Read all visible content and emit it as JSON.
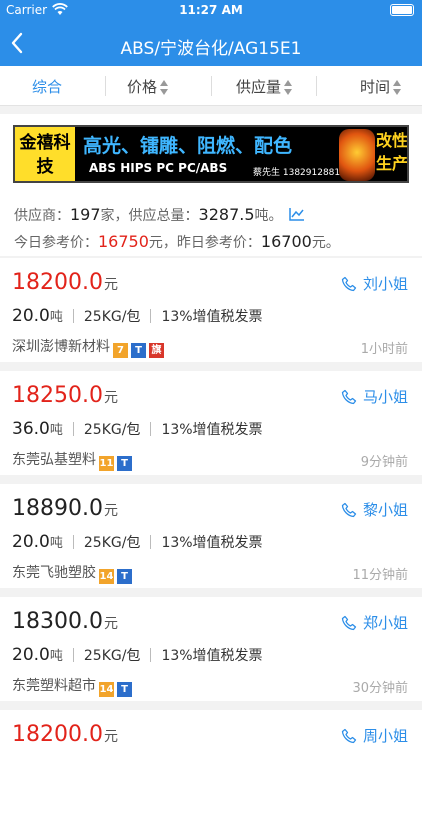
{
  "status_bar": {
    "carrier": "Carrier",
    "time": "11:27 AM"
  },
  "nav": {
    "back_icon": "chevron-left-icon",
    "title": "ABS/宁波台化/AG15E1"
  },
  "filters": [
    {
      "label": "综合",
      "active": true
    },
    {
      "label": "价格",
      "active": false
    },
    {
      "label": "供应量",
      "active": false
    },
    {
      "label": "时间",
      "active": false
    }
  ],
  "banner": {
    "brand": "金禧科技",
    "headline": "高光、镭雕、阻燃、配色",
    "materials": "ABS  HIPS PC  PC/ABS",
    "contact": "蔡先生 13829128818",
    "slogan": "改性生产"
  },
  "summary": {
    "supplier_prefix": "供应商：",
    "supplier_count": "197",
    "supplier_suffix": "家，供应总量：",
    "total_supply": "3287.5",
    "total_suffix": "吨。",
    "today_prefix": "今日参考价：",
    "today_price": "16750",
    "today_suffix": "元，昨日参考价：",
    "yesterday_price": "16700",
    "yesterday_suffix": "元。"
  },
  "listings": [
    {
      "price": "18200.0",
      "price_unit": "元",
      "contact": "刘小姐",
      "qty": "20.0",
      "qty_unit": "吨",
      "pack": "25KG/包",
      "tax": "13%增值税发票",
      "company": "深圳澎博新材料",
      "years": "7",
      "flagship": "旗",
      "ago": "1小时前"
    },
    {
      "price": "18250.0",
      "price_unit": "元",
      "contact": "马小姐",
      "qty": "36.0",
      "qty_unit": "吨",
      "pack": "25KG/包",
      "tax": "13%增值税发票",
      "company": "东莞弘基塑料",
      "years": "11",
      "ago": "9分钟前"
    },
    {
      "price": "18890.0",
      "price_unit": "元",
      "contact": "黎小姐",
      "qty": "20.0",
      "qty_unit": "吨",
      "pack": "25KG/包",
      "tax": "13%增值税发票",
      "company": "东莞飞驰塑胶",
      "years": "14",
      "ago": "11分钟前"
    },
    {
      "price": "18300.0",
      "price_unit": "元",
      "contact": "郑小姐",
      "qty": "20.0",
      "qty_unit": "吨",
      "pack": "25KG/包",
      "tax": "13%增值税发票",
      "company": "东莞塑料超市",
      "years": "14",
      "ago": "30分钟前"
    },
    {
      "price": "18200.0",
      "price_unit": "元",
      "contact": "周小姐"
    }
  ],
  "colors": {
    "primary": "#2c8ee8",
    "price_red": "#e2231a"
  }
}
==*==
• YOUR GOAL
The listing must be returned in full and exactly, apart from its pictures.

• RESPONSE
Read all visible content and emit it as JSON.
{
  "status_bar": {
    "carrier": "Carrier",
    "time": "11:27 AM"
  },
  "nav": {
    "back_icon": "chevron-left-icon",
    "title": "ABS/宁波台化/AG15E1"
  },
  "filters": [
    {
      "label": "综合",
      "active": true
    },
    {
      "label": "价格",
      "active": false
    },
    {
      "label": "供应量",
      "active": false
    },
    {
      "label": "时间",
      "active": false
    }
  ],
  "banner": {
    "brand": "金禧科技",
    "headline": "高光、镭雕、阻燃、配色",
    "materials": "ABS  HIPS PC  PC/ABS",
    "contact": "蔡先生 13829128818",
    "slogan": "改性生产"
  },
  "summary": {
    "supplier_prefix": "供应商：",
    "supplier_count": "197",
    "supplier_suffix": "家，供应总量：",
    "total_supply": "3287.5",
    "total_suffix": "吨。",
    "today_prefix": "今日参考价：",
    "today_price": "16750",
    "today_suffix": "元，昨日参考价：",
    "yesterday_price": "16700",
    "yesterday_suffix": "元。"
  },
  "listings": [
    {
      "price": "18200.0",
      "price_unit": "元",
      "contact": "刘小姐",
      "qty": "20.0",
      "qty_unit": "吨",
      "pack": "25KG/包",
      "tax": "13%增值税发票",
      "company": "深圳澎博新材料",
      "years": "7",
      "flagship": "旗",
      "ago": "1小时前"
    },
    {
      "price": "18250.0",
      "price_unit": "元",
      "contact": "马小姐",
      "qty": "36.0",
      "qty_unit": "吨",
      "pack": "25KG/包",
      "tax": "13%增值税发票",
      "company": "东莞弘基塑料",
      "years": "11",
      "ago": "9分钟前"
    },
    {
      "price": "18890.0",
      "price_unit": "元",
      "contact": "黎小姐",
      "qty": "20.0",
      "qty_unit": "吨",
      "pack": "25KG/包",
      "tax": "13%增值税发票",
      "company": "东莞飞驰塑胶",
      "years": "14",
      "ago": "11分钟前"
    },
    {
      "price": "18300.0",
      "price_unit": "元",
      "contact": "郑小姐",
      "qty": "20.0",
      "qty_unit": "吨",
      "pack": "25KG/包",
      "tax": "13%增值税发票",
      "company": "东莞塑料超市",
      "years": "14",
      "ago": "30分钟前"
    },
    {
      "price": "18200.0",
      "price_unit": "元",
      "contact": "周小姐"
    }
  ],
  "colors": {
    "primary": "#2c8ee8",
    "price_red": "#e2231a"
  }
}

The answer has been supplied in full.